Two weeks ago now, my HERITAGE Home Group met to talk about what we’d like to study together over the next couple of months. As we talked, we discovered that we simply wanted to know more about the Bible and how to read and understand the Bible for ourselves.
As a pastor, it was refreshing to hear that there’s a hunger for meaningful engagement with scripture—particularly among the younger members of our congregation.
I’ve been thinking about our conversation--and the timing of it--and I've been wondering if there’s something about our present context that would lead to a growing hunger for straightforward engagement with the Bible.
I've come up with two possible driving forces.
A Longing For Something With Enduring Value
First, there's a growing hunger for things that last.
Daily news cycles move so fast now. In today's world, new and often conflicting information competes for our attention, and it comes at us more quickly than we're capable of processing it. And then, before we even have time to evaluate the truth and worth of all we see and hear, the world has moved on to a new and seemingly more incredible outrage.
So is it any wonder that we might be seeing a renewed interest in something of enduring value?
In a “post-truth” world, it’s nice to turn to something--the Bible--whose value and worth are already established. There's comfort in turning to sources and narratives that have stood the test of time.
In a world that moves from one thing to the next so quickly, it’s refreshing to open a book and read a story that has refused to move on for more than 2000 years.
The truth is, even the most insightful and inspiring Bible studies and best-selling Christian books will be hard to find in bookstores a few years from now. They won't last. Fifty years from now few will even be remembered.
But the Bible? The Bible has lasted. And the Bible will endure long into the future. So I think it’s a good thing if there really is a renewed interest in direct engagement with the Bible. I pray there is.
A Scripture-Led Course Correction
I have another reason to hope that we’re seeing a renewed interest in the Bible. Scripture is the only thing that has the power to offer American Christians a much-needed course correction.
For nearly forty years now, at least since Jerry Falwell’s Moral Majority, evangelical Christians have allowed our Christian identity to be co-opted by partisan political agendas.
Because we have so reliably aligned ourselves with partisan political operatives and candidates, today we find ourselves in the eye of the storm as political tensions and partisan wrangling reach a fever pitch.
It’s becoming increasingly apparent that many who claim our faith are more energized by partisan politics than engagement with scripture— that as a group we have somehow become more committed to wielding political power than to following a Savior who specifically rejected worldly power as a means to achieving Kingdom objectives.
The allure of political power has always been one of life’s greatest temptations.

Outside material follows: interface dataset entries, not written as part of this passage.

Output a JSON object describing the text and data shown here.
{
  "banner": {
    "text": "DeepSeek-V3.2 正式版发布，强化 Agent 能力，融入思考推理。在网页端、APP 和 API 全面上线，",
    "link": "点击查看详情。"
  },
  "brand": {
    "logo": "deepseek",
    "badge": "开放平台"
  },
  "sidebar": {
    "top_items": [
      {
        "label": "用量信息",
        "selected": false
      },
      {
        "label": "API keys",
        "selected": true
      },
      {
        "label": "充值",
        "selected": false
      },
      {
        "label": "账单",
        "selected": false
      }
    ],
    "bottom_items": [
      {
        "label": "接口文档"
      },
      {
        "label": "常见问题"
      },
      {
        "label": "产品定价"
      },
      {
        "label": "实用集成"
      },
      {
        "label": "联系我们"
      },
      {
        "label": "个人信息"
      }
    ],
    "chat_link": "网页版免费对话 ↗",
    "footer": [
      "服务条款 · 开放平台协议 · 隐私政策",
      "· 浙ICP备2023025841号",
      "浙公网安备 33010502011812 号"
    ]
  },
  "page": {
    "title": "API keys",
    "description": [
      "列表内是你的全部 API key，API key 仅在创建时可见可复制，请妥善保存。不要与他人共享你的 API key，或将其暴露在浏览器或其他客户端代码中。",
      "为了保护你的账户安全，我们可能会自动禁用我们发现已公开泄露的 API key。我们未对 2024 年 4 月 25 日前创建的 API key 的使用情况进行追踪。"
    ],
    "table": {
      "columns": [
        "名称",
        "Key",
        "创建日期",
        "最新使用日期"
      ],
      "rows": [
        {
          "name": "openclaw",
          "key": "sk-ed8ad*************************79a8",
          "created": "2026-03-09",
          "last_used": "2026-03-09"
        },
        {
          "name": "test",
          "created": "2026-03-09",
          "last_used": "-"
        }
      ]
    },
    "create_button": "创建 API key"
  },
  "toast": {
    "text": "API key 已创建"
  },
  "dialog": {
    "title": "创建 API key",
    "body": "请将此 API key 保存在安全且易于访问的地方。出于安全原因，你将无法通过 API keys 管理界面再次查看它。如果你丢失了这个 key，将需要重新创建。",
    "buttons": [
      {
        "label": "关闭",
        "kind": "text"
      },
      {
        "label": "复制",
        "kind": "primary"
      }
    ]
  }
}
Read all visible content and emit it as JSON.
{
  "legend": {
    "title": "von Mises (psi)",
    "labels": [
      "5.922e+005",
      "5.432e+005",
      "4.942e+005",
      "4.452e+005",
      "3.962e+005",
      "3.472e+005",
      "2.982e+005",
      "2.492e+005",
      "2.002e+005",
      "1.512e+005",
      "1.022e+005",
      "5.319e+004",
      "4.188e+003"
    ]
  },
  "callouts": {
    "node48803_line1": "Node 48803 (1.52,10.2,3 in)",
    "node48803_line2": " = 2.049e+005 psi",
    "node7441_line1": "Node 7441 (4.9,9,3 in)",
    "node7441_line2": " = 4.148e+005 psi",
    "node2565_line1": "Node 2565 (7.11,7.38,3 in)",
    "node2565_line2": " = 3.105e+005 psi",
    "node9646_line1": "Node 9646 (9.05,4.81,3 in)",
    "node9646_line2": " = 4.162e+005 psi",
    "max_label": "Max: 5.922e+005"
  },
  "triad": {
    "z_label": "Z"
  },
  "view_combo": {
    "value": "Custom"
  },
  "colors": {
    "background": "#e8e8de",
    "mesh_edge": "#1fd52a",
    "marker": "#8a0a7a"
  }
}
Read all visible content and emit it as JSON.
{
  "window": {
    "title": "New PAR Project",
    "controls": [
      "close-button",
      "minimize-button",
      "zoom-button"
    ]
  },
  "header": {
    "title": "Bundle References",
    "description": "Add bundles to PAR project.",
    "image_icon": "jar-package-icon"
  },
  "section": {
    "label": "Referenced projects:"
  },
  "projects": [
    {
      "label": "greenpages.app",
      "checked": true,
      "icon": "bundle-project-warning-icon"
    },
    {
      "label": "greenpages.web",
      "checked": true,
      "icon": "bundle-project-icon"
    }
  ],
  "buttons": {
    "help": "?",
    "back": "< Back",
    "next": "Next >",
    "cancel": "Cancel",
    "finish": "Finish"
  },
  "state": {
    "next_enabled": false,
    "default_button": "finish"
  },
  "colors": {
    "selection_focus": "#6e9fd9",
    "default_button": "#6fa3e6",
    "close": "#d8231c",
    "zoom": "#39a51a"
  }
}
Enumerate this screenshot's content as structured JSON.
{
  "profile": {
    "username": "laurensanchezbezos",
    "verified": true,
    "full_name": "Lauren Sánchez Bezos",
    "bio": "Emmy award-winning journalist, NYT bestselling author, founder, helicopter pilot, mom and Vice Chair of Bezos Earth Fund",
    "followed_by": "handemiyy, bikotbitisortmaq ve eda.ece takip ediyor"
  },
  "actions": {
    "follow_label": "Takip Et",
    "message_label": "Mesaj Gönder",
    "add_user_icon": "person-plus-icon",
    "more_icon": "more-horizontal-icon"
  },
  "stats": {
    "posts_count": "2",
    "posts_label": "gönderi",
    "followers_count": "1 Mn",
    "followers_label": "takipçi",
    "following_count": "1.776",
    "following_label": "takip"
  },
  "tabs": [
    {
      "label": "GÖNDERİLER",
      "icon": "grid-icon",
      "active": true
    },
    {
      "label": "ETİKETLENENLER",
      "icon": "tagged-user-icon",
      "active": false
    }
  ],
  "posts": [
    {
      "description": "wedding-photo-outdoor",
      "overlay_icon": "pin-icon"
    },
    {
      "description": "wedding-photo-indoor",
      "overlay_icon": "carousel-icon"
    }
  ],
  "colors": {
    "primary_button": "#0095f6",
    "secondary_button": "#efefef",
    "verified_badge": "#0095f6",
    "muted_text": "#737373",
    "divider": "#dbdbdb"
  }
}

It’s one of the three things Satan tempted Jesus with at the beginning of Jesus’ ministry.
This is from Matthew 4:8-11:
8 Again, the devil took him to a very high mountain and showed him all the kingdoms of the world and their splendor; 9 and he said to him, “All these I will give you, if you will fall down and worship me.” 10 Jesus said to him, “Away with you, Satan! for it is written,
‘Worship the Lord your God, and serve only him.’”
11 Then the devil left him, and suddenly angels came and waited on him.
When tempted with the idolatry of worldly power, Jesus used scripture (Deuteronomy 6:13) to turn the temptation aside.
We would do well to follow Christ’s example. The antidote to Christian alignment with partisan politics is engagement with scripture—more Bible, less talk radio, less cable news.
We Need The Bible Now More Than Ever
For the above reasons--and others--I hope we’re seeing a renewed interest in direct scriptural engagement. I know I’ve been reading my Bible more. I hope you have been, too.
In a post-truth world, the truth contained in the Bible is lasting, real, and increasingly powerful. And, the Bible and the principles it teaches provide a powerful hedge against the great temptations of our time.
There are, of course, many other reasons to re-engage scripture, but these two seem particularly important today.
Next week I’ll outline a twelve-week Bible reading plan. For those of you who would like to commit yourselves to re-engaging scripture with me, I’ve chosen a selection of scriptural “greatest hits." I hope it will get me, and maybe you, off to a good start as we reclaim the Bible and its wisdom together.
See you Sunday.